Can we live without state?
System state is the biggest source of complexity for imperative programs. It's also the biggest reason imperative code is considered easier for quick and dirty solutions. You want to change state? Go for it. Just be sure you synchronize with other threads, and your state change is consistent with the rest of the system, and you leave the system in a consistent state in case of error, and...well, hope others changing the state follow the same rules.

All of these problems go away with functional languages. But I can't shake the idea that a language restricting all access to state simply won't get adopted. Haskell elegantly solves this solution with the Monad; you write code in isolation, and simply describe the side effects to be evaluated as needed. Sounds good, until you run into problems like the one described here. In that case, the developer discovered a deep function needed some additional piece of information, and had to refactor large amounts of code to get it there. This drawback may well be justified by the advantages of isolated coding. Then again, our goal is to get a better language adopted, and most businesses will reject one that makes writing quick and dirty code harder, even if there is a net gain.

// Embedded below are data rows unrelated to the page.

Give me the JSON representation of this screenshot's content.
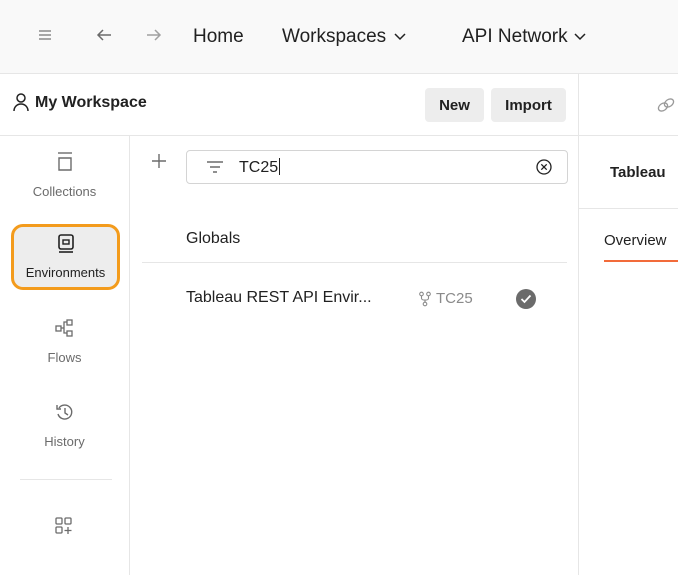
{
  "nav": {
    "home": "Home",
    "workspaces": "Workspaces",
    "api_network": "API Network"
  },
  "workspace": {
    "title": "My Workspace",
    "new_button": "New",
    "import_button": "Import"
  },
  "sidebar": {
    "items": [
      {
        "label": "Collections",
        "icon": "collections-icon",
        "active": false
      },
      {
        "label": "Environments",
        "icon": "environments-icon",
        "active": true
      },
      {
        "label": "Flows",
        "icon": "flows-icon",
        "active": false
      },
      {
        "label": "History",
        "icon": "history-icon",
        "active": false
      }
    ]
  },
  "search": {
    "value": "TC25"
  },
  "environments": {
    "globals": "Globals",
    "items": [
      {
        "name": "Tableau REST API Envir...",
        "fork_label": "TC25",
        "active": true
      }
    ]
  },
  "detail": {
    "title": "Tableau",
    "tab_overview": "Overview"
  },
  "colors": {
    "accent_orange": "#f39b1c",
    "tab_underline": "#f26b3a"
  }
}
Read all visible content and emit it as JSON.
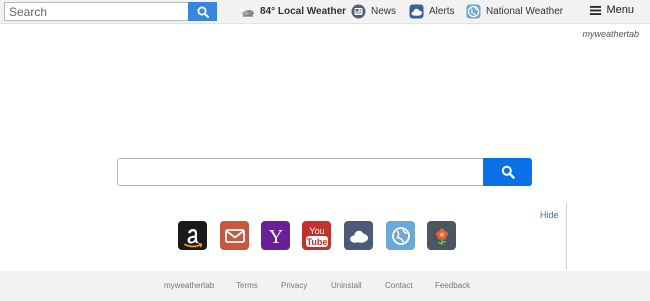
{
  "topbar": {
    "search_placeholder": "Search",
    "nav": [
      {
        "label": "84° Local Weather",
        "icon": "weather-cloud-icon"
      },
      {
        "label": "News",
        "icon": "news-icon"
      },
      {
        "label": "Alerts",
        "icon": "alerts-icon"
      },
      {
        "label": "National Weather",
        "icon": "globe-icon"
      }
    ],
    "menu_label": "Menu"
  },
  "brand": "myweathertab",
  "main_search": {
    "placeholder": ""
  },
  "hide_label": "Hide",
  "tiles": [
    {
      "name": "amazon",
      "color": "#1a1a1a"
    },
    {
      "name": "gmail",
      "color": "#c9563f"
    },
    {
      "name": "yahoo",
      "color": "#6a1f9a"
    },
    {
      "name": "youtube",
      "color": "#c4302b",
      "text_top": "You",
      "text_bottom": "Tube"
    },
    {
      "name": "weather",
      "color": "#4a5a78"
    },
    {
      "name": "globe",
      "color": "#6aa8d8"
    },
    {
      "name": "flower",
      "color": "#4d5561"
    }
  ],
  "footer": {
    "links": [
      "myweathertab",
      "Terms",
      "Privacy",
      "Uninstall",
      "Contact",
      "Feedback"
    ]
  },
  "colors": {
    "top_search_button": "#3a86df",
    "main_search_button": "#0b6fe8",
    "bar_bg": "#f2f2f2",
    "link": "#2a6fd0"
  }
}
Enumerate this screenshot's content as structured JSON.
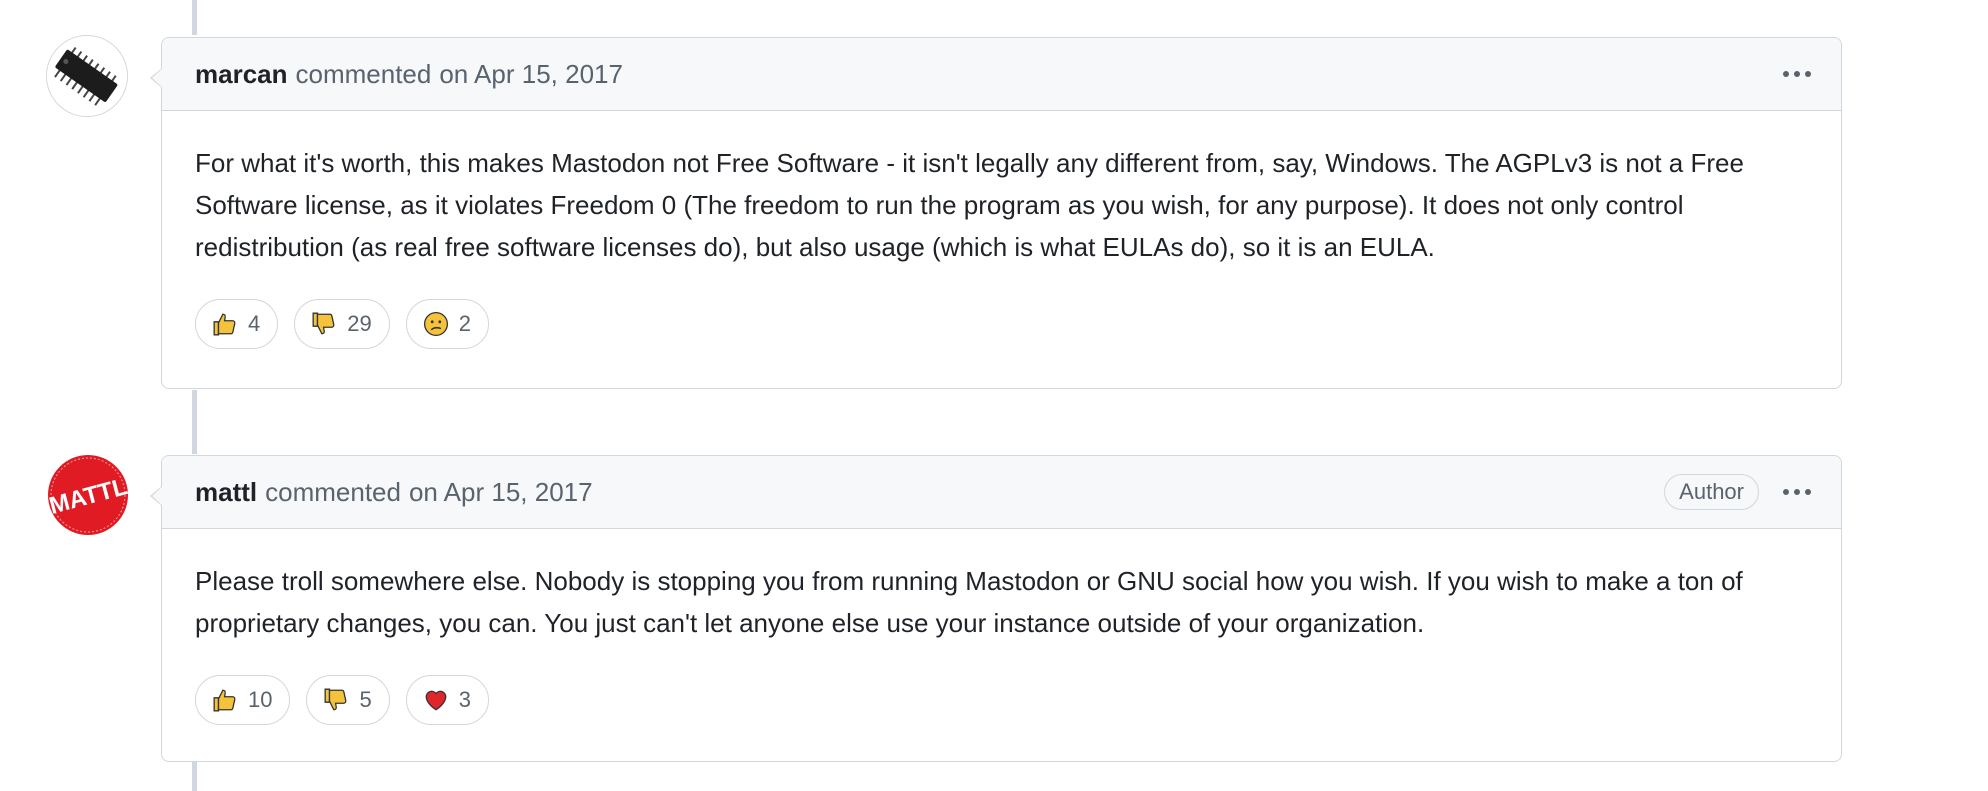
{
  "comments": [
    {
      "author": "marcan",
      "action": "commented",
      "timestamp": "on Apr 15, 2017",
      "avatar_icon": "ic-chip-icon",
      "body": "For what it's worth, this makes Mastodon not Free Software - it isn't legally any different from, say, Windows. The AGPLv3 is not a Free Software license, as it violates Freedom 0 (The freedom to run the program as you wish, for any purpose). It does not only control redistribution (as real free software licenses do), but also usage (which is what EULAs do), so it is an EULA.",
      "reactions": [
        {
          "icon": "thumbs-up-icon",
          "count": "4"
        },
        {
          "icon": "thumbs-down-icon",
          "count": "29"
        },
        {
          "icon": "confused-face-icon",
          "count": "2"
        }
      ]
    },
    {
      "author": "mattl",
      "action": "commented",
      "timestamp": "on Apr 15, 2017",
      "badge": "Author",
      "avatar_text": "MATTL",
      "body": "Please troll somewhere else. Nobody is stopping you from running Mastodon or GNU social how you wish. If you wish to make a ton of proprietary changes, you can. You just can't let anyone else use your instance outside of your organization.",
      "reactions": [
        {
          "icon": "thumbs-up-icon",
          "count": "10"
        },
        {
          "icon": "thumbs-down-icon",
          "count": "5"
        },
        {
          "icon": "heart-icon",
          "count": "3"
        }
      ]
    }
  ],
  "colors": {
    "border": "#d0d7de",
    "header_bg": "#f6f8fa",
    "muted_text": "#59636e",
    "emoji_yellow": "#f5c33b",
    "heart_red": "#e0262b",
    "mattl_avatar_red": "#e01b24"
  }
}
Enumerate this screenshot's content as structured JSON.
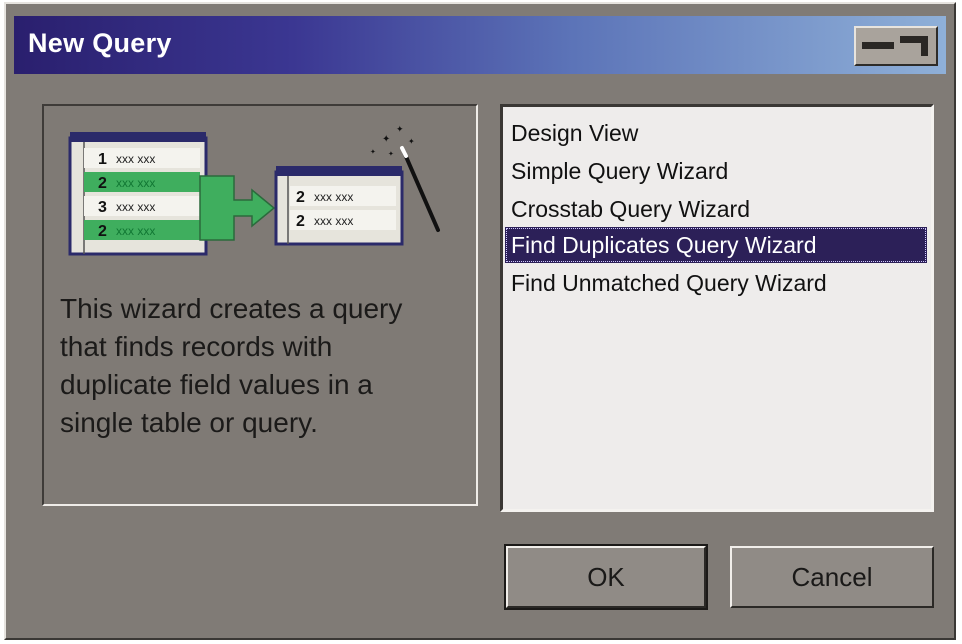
{
  "dialog": {
    "title": "New Query"
  },
  "preview": {
    "illustration": {
      "source_rows": [
        {
          "num": "1",
          "text": "xxx xxx"
        },
        {
          "num": "2",
          "text": "xxx xxx"
        },
        {
          "num": "3",
          "text": "xxx xxx"
        },
        {
          "num": "2",
          "text": "xxx xxx"
        }
      ],
      "result_rows": [
        {
          "num": "2",
          "text": "xxx xxx"
        },
        {
          "num": "2",
          "text": "xxx xxx"
        }
      ],
      "icons": [
        "table-icon",
        "arrow-icon",
        "magic-wand-icon"
      ]
    },
    "description": "This wizard creates a query that finds records with duplicate field values in a single table or query."
  },
  "query_types": {
    "items": [
      "Design View",
      "Simple Query Wizard",
      "Crosstab Query Wizard",
      "Find Duplicates Query Wizard",
      "Find Unmatched Query Wizard"
    ],
    "selected": "Find Duplicates Query Wizard"
  },
  "buttons": {
    "ok": "OK",
    "cancel": "Cancel"
  },
  "colors": {
    "title_bar_start": "#2a1f6e",
    "title_bar_end": "#8fb0d8",
    "selection": "#2c2058",
    "highlight_green": "#3fae5e",
    "dialog_face": "#807b76"
  }
}
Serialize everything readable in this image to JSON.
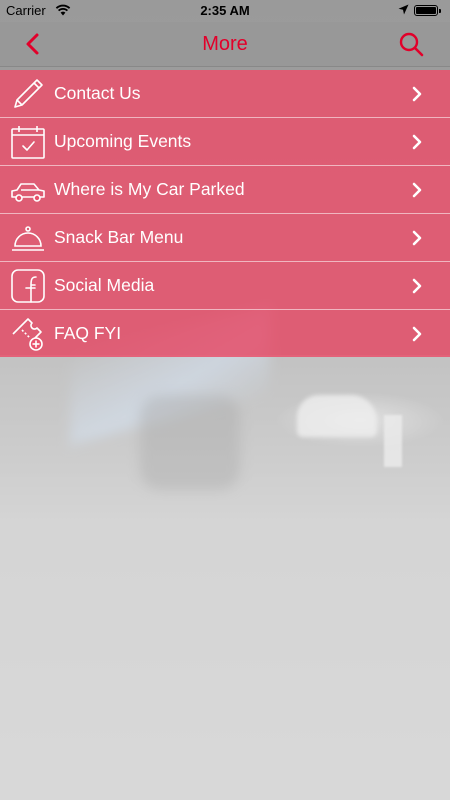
{
  "status_bar": {
    "carrier": "Carrier",
    "time": "2:35 AM"
  },
  "nav": {
    "title": "More",
    "back_icon": "chevron-left-icon",
    "search_icon": "search-icon",
    "accent_color": "#e2002a"
  },
  "menu": {
    "background_color": "#e8526c",
    "items": [
      {
        "label": "Contact Us",
        "icon": "pencil-icon"
      },
      {
        "label": "Upcoming Events",
        "icon": "calendar-check-icon"
      },
      {
        "label": "Where is My Car Parked",
        "icon": "car-icon"
      },
      {
        "label": "Snack Bar Menu",
        "icon": "food-cloche-icon"
      },
      {
        "label": "Social Media",
        "icon": "facebook-icon"
      },
      {
        "label": "FAQ FYI",
        "icon": "ticket-add-icon"
      }
    ]
  }
}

I really hope I'm wrong about this one. (And I'm sure many will try to convince me that I am.) I suspect, though, that languages must make accessing state information easy to gain widespread adoption. Is there a way we can do this while holding on to our firewall against complexity? Maybe. There are some tempting ideas that might solve this. Possibilities include Software Transactional Memory (STM), or messaging-based models like Erlang. The answer to which is better must come from experimentation, although STM elegantly solves some problems others do not, as Tim Sweeny described (pdf). Assuming an adopted system must be able to easily change state, we can still use STM to attain many advantages of the functional style:
  • No race conditions or deadlock. STM can make code seem like it's running in a single-threaded environment. This is our firewall against concurrency complexity.
  • No inconsistent state. If any error occurs, the transaction is simply rolled back. As a result, the state space of the system is dramatically reduced, and all possible states are logically consistent.
  • External side effects (like database updates) should happen in the same transaction as memory updates, again ensuring consistent state.
A new language could allow only special annotated functions to use STM, clearly indicating which functions are logically pure. This is analogous to implicitly passing a Haskell Monad to every pertinent function. Yes, we are sacrificing functional purity. However, we keep our firewall, and build a language that just might find a widespread audience. Also, we need not sacrifice other great features of functional languages to get there. For instance, a function may do destructive updates internally but always return an immutable object, lending itself to memoization.

In summary, we have two new requirements for our hypothetical language:
Developers should be able to choose their style of programming, but still have strong guarantees of isolation from the rest of the system.
The system should limit the number of variables the developer must track while writing code.
In my next post, I will add more requirements in this spirit, and hopefully draw these thoughts to a close.